START Entries provided
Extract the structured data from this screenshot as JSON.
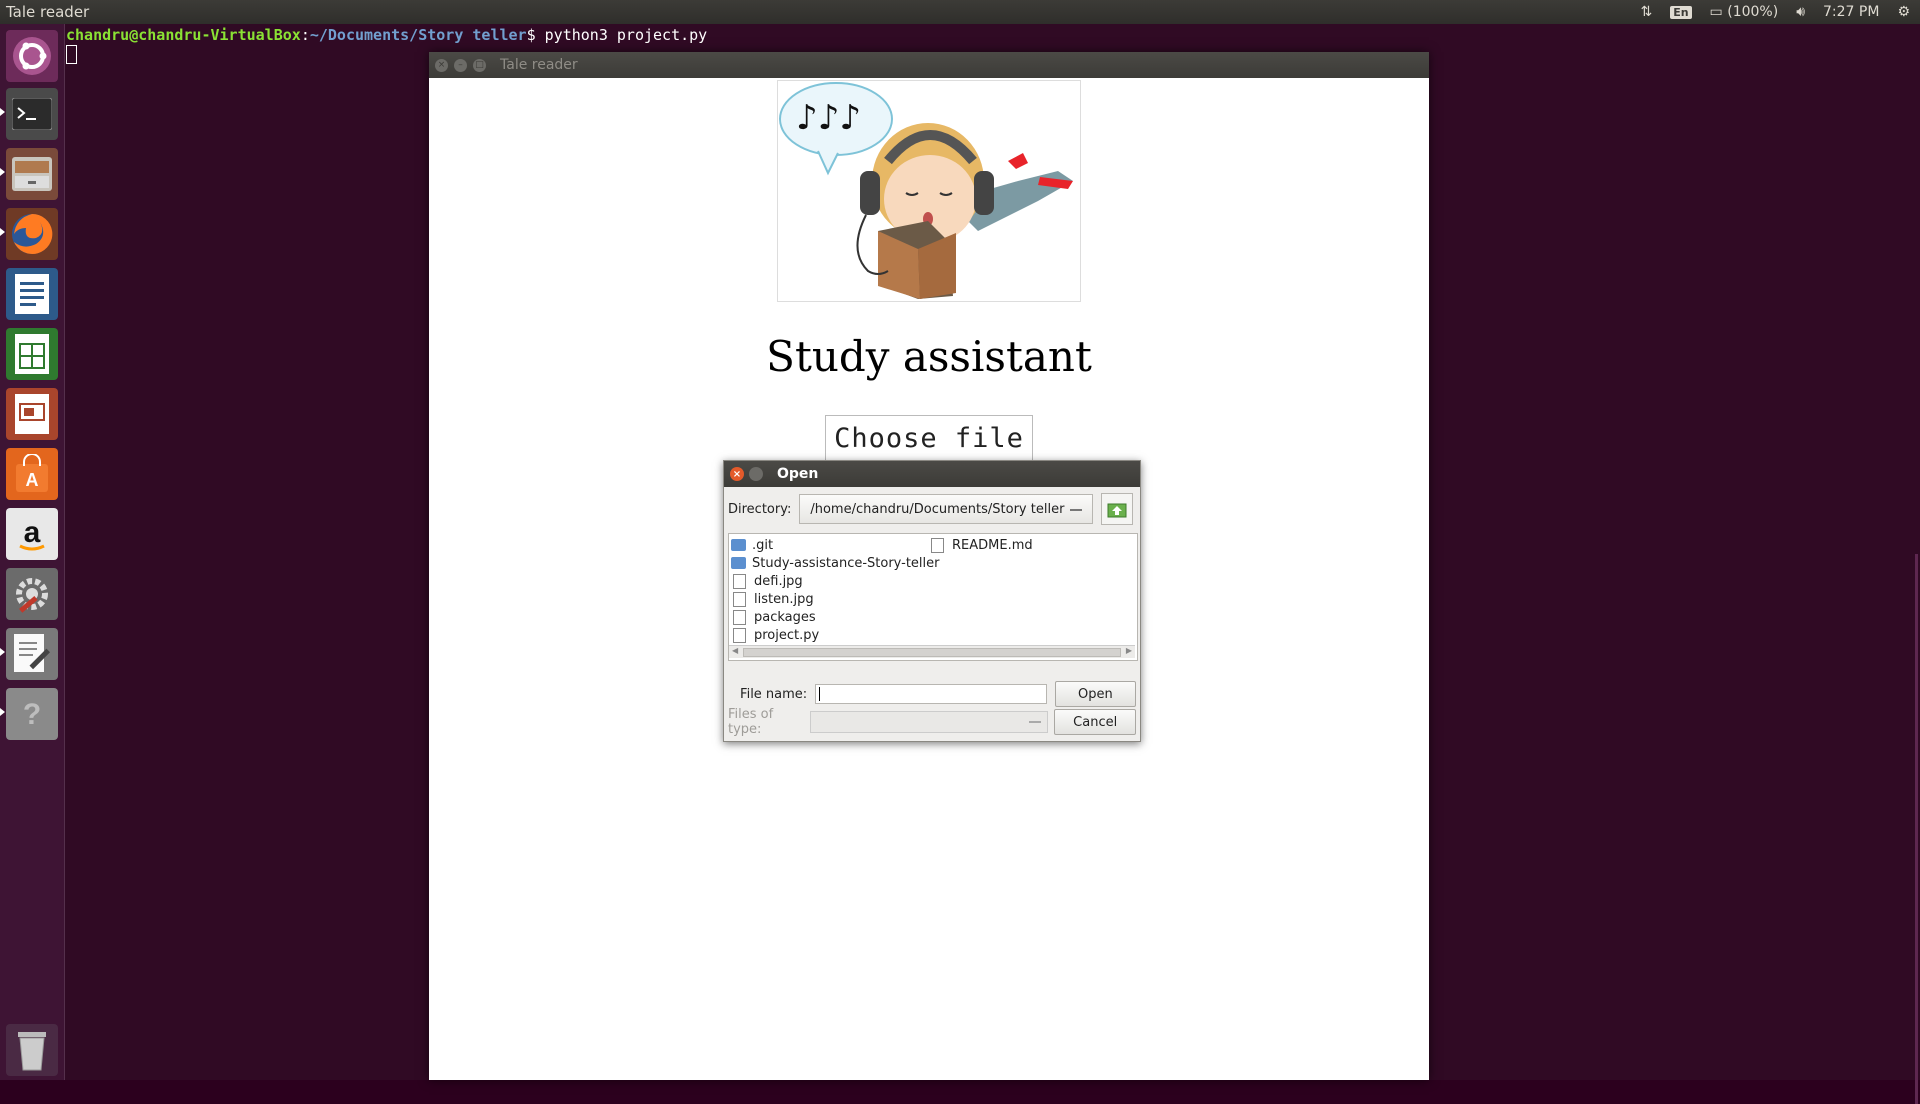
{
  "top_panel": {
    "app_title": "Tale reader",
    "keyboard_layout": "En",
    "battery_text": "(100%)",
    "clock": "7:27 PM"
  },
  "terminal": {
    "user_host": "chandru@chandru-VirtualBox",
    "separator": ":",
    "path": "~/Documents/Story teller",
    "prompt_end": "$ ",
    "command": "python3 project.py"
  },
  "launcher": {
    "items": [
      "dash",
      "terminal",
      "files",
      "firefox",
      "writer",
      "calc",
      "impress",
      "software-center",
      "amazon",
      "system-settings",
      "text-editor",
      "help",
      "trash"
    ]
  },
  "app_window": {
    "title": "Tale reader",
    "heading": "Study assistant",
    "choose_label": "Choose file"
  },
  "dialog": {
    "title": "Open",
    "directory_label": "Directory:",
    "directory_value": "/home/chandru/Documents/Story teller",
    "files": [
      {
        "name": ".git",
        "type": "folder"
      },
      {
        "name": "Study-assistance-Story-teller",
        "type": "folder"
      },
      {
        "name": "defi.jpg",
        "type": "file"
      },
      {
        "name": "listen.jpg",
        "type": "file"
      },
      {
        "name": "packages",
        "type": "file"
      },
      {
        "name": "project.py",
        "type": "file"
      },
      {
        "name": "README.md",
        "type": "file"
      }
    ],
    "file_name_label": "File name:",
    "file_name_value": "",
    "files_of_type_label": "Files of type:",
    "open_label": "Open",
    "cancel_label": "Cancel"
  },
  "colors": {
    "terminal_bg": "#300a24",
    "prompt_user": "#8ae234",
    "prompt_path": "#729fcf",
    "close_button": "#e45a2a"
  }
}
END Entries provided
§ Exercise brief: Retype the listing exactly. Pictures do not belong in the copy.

§ Solution to this task:
Extract the structured data from this screenshot as JSON.
{
  "top_panel": {
    "app_title": "Tale reader",
    "keyboard_layout": "En",
    "battery_text": "(100%)",
    "clock": "7:27 PM"
  },
  "terminal": {
    "user_host": "chandru@chandru-VirtualBox",
    "separator": ":",
    "path": "~/Documents/Story teller",
    "prompt_end": "$ ",
    "command": "python3 project.py"
  },
  "launcher": {
    "items": [
      "dash",
      "terminal",
      "files",
      "firefox",
      "writer",
      "calc",
      "impress",
      "software-center",
      "amazon",
      "system-settings",
      "text-editor",
      "help",
      "trash"
    ]
  },
  "app_window": {
    "title": "Tale reader",
    "heading": "Study assistant",
    "choose_label": "Choose file"
  },
  "dialog": {
    "title": "Open",
    "directory_label": "Directory:",
    "directory_value": "/home/chandru/Documents/Story teller",
    "files": [
      {
        "name": ".git",
        "type": "folder"
      },
      {
        "name": "Study-assistance-Story-teller",
        "type": "folder"
      },
      {
        "name": "defi.jpg",
        "type": "file"
      },
      {
        "name": "listen.jpg",
        "type": "file"
      },
      {
        "name": "packages",
        "type": "file"
      },
      {
        "name": "project.py",
        "type": "file"
      },
      {
        "name": "README.md",
        "type": "file"
      }
    ],
    "file_name_label": "File name:",
    "file_name_value": "",
    "files_of_type_label": "Files of type:",
    "open_label": "Open",
    "cancel_label": "Cancel"
  },
  "colors": {
    "terminal_bg": "#300a24",
    "prompt_user": "#8ae234",
    "prompt_path": "#729fcf",
    "close_button": "#e45a2a"
  }
}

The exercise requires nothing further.